Senior citizen drivers can do a lot to keep themselves mentally sharp and safe on the road. The Mayo Clinic offers the following seven tips for elderly drivers:
- Stay active and stick with an exercise routine. Physical activity can help older drivers stay limber and strong enough to operate a vehicle with ease. Sometimes, turning the steering wheel or looking over one’s shoulder can become difficult due to declining strength and flexibility. Make sure to check with a doctor about safe exercise routines.
- Get vision and hearing tests regularly. As people age, vision and hearing often deteriorate. Being able to see and hear traffic is important for safe driving. If necessary, update eyeglasses and hearing aid prescriptions before continuing to drive.
- Manage any chronic illnesses or other health conditions. Some medical issues that are common among senior citizens can affect driver safety. Older people should not try to drive while using medications that cause dizziness, drowsiness, or other side effects that might impair driving ability. Consulting a doctor about chronic conditions and medications that have an impact on safe driving.
- Adjust driving routines to accommodate changes associated with aging. Many older drivers select vehicles with power steering and mirrors and find it easier to get in and out of larger cars.
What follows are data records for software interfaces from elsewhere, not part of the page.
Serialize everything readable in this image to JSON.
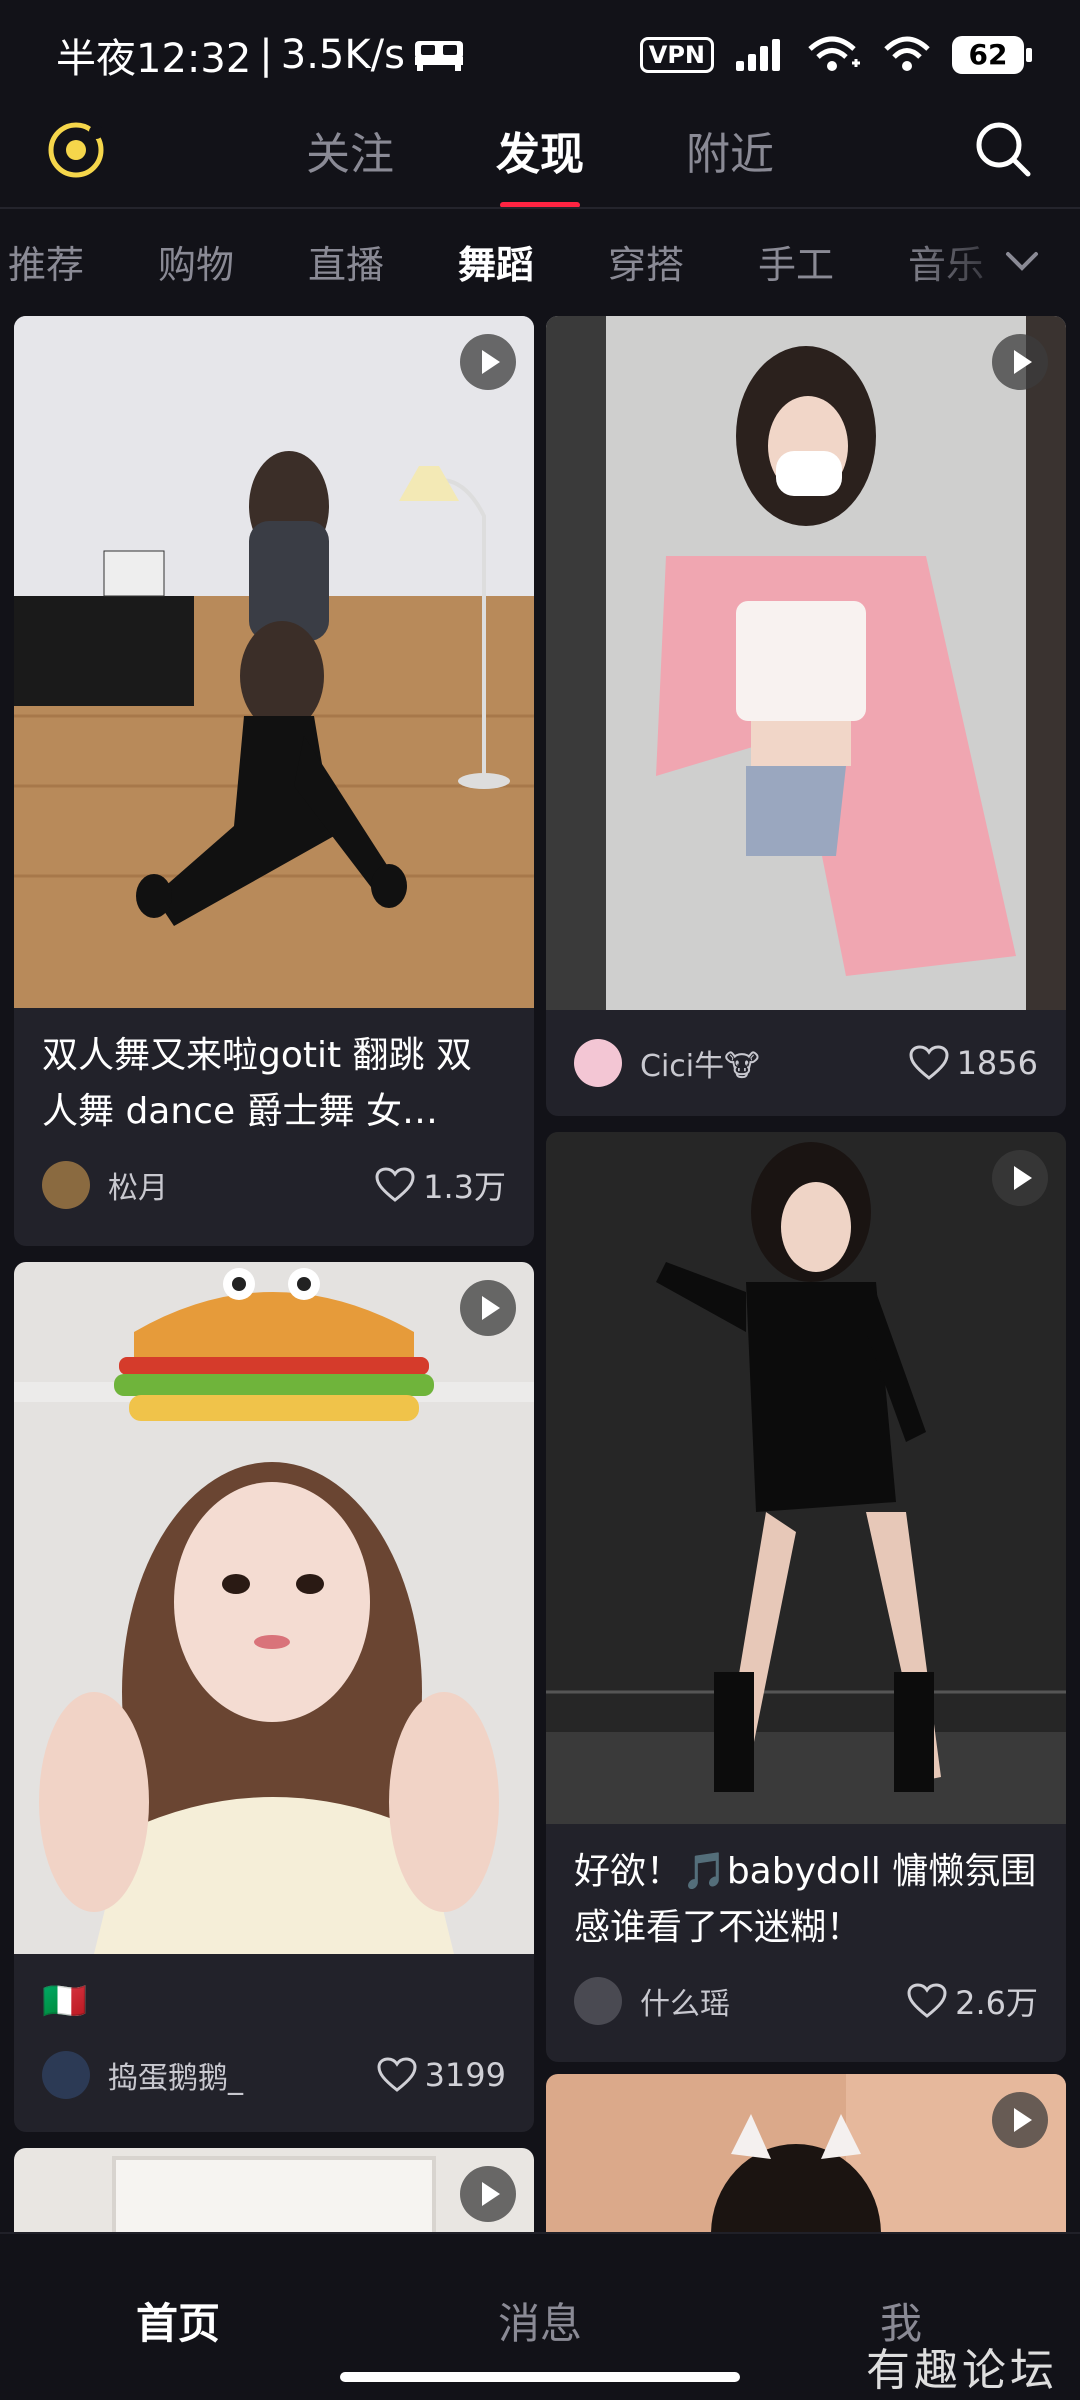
{
  "status_bar": {
    "time": "半夜12:32",
    "speed": "3.5K/s",
    "vpn": "VPN",
    "battery": "62"
  },
  "top_nav": {
    "tabs": [
      {
        "label": "关注"
      },
      {
        "label": "发现",
        "active": true
      },
      {
        "label": "附近"
      }
    ]
  },
  "categories": [
    "推荐",
    "购物",
    "直播",
    "舞蹈",
    "穿搭",
    "手工",
    "音乐"
  ],
  "active_category": "舞蹈",
  "feed": [
    {
      "title": "双人舞又来啦gotit 翻跳 双人舞 dance 爵士舞 女…",
      "author": "松月",
      "likes": "1.3万"
    },
    {
      "title": "",
      "author": "Cici牛🐮",
      "likes": "1856"
    },
    {
      "title": "🇮🇹",
      "author": "捣蛋鹅鹅_",
      "likes": "3199"
    },
    {
      "title": "好欲！🎵babydoll 慵懒氛围感谁看了不迷糊！",
      "author": "什么瑶",
      "likes": "2.6万"
    }
  ],
  "bottom_nav": {
    "items": [
      {
        "label": "首页",
        "active": true
      },
      {
        "label": "消息"
      },
      {
        "label": "我"
      }
    ]
  },
  "watermark": "有趣论坛",
  "colors": {
    "background": "#121218",
    "card": "#22222a",
    "accent": "#ff2442"
  }
}
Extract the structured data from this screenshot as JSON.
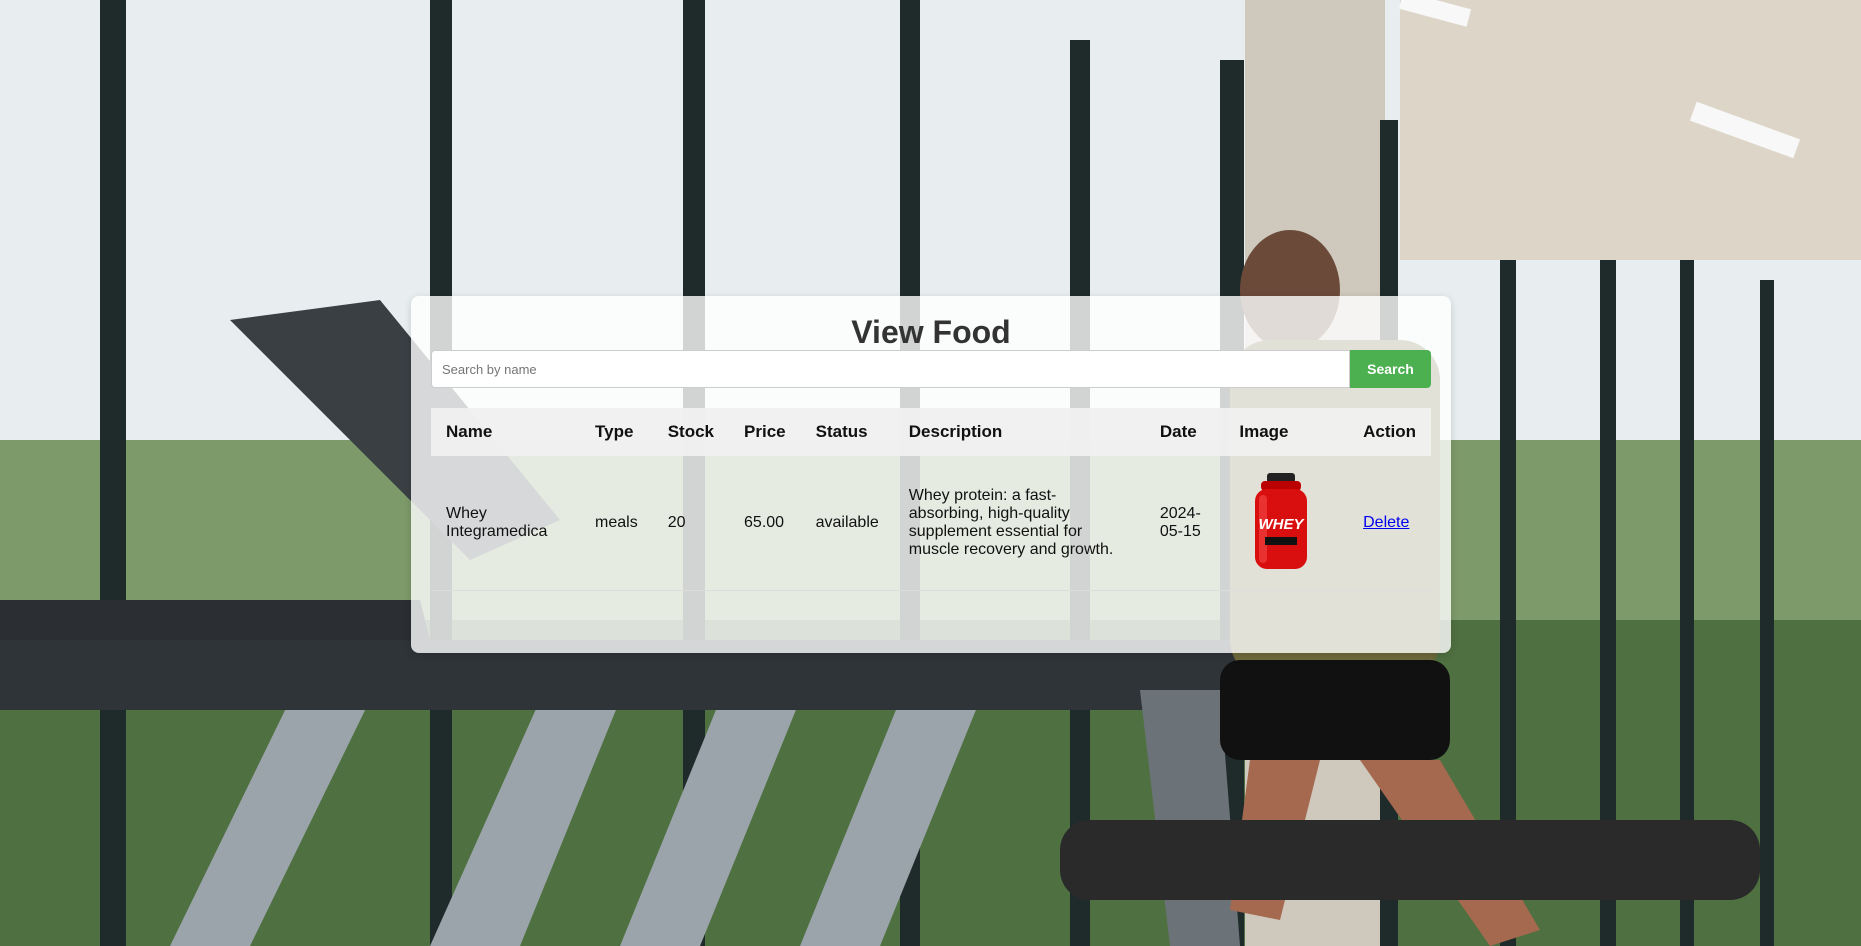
{
  "page": {
    "title": "View Food"
  },
  "search": {
    "placeholder": "Search by name",
    "button_label": "Search"
  },
  "table": {
    "headers": [
      "Name",
      "Type",
      "Stock",
      "Price",
      "Status",
      "Description",
      "Date",
      "Image",
      "Action"
    ],
    "rows": [
      {
        "name": "Whey Integramedica",
        "type": "meals",
        "stock": "20",
        "price": "65.00",
        "status": "available",
        "description": "Whey protein: a fast-absorbing, high-quality supplement essential for muscle recovery and growth.",
        "date": "2024-05-15",
        "image_label": "WHEY",
        "action_label": "Delete"
      }
    ]
  },
  "colors": {
    "accent": "#4caf50",
    "link": "#0000ee",
    "title_text": "#333333"
  }
}
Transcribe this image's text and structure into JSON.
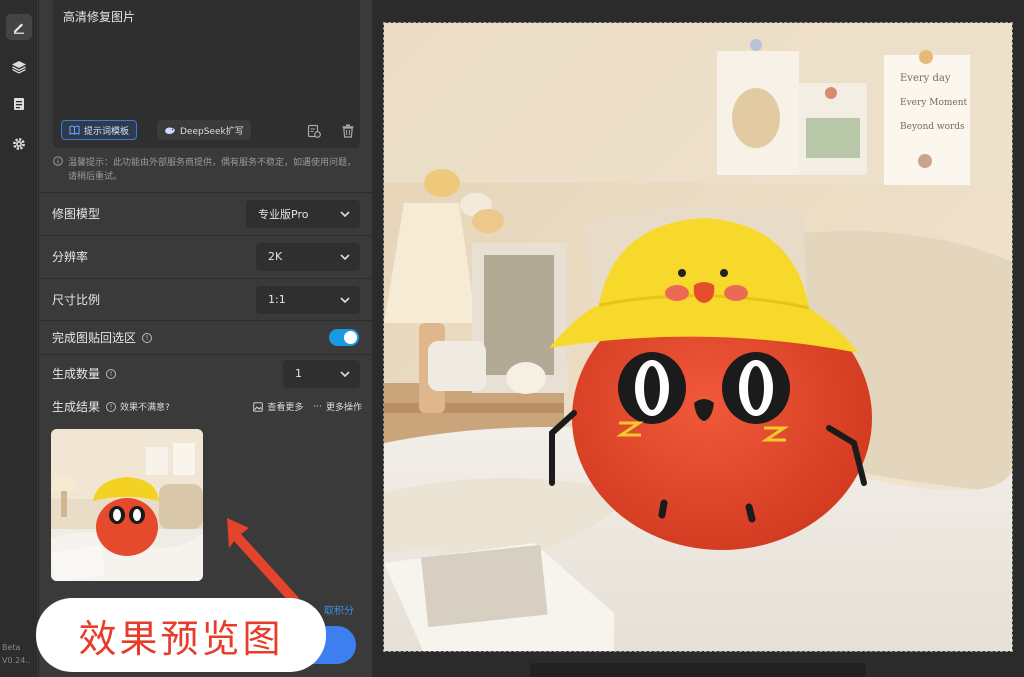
{
  "rail": {
    "tools": [
      {
        "name": "edit-icon",
        "active": true
      },
      {
        "name": "layers-icon",
        "active": false
      },
      {
        "name": "document-icon",
        "active": false
      },
      {
        "name": "gear-icon",
        "active": false
      }
    ],
    "version_line1": "Beta",
    "version_line2": "V0.24.."
  },
  "prompt": {
    "text": "高清修复图片",
    "template_chip": "提示词模板",
    "deepseek_chip": "DeepSeek扩写"
  },
  "tip": "温馨提示：此功能由外部服务商提供，偶有服务不稳定，如遇使用问题，请稍后重试。",
  "settings": {
    "model_label": "修图模型",
    "model_value": "专业版Pro",
    "resolution_label": "分辨率",
    "resolution_value": "2K",
    "ratio_label": "尺寸比例",
    "ratio_value": "1:1",
    "paste_label": "完成图贴回选区",
    "paste_enabled": true,
    "count_label": "生成数量",
    "count_value": "1"
  },
  "results": {
    "label": "生成结果",
    "unsatisfied": "效果不满意?",
    "view_more": "查看更多",
    "more_actions": "更多操作"
  },
  "credit_link": "取积分",
  "overlay_label": "效果预览图",
  "canvas_image": {
    "text_lines": [
      "Every day",
      "Every Moment",
      "Beyond words"
    ]
  },
  "colors": {
    "accent": "#3d7ff0",
    "toggle": "#1a9ae0",
    "overlay_text": "#e83c2a"
  }
}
Sometimes occupational therapy is helpful, especially if the older driver experiences pain when performing tasks like steering or checking blind spots.
- Drive under ideal conditions. Avoid driving in bad weather and during rush hour, and select familiar, easy routes. Never drive under the influence of alcohol, medications, and other intoxicating substances.
- Plan trips ahead of time. Choose a route and look at the map before traveling to avoid getting lost or being distracted by navigation devices.
- Take a refresher course. Driving classes for the elderly are a great way to update driving skills and stay sharp behind the wheel. Sometimes, refresher classes make older drivers eligible for car insurance discounts.
A senior’s ability to drive safely is a serious consideration for family members. But it can be difficult for families to discuss whether a senior should stop driving. They often need to help senior family members give up the keys and find other transportation resources.
While it is important to remain independent, seniors need to avoid situations where they are putting themselves and others at risk.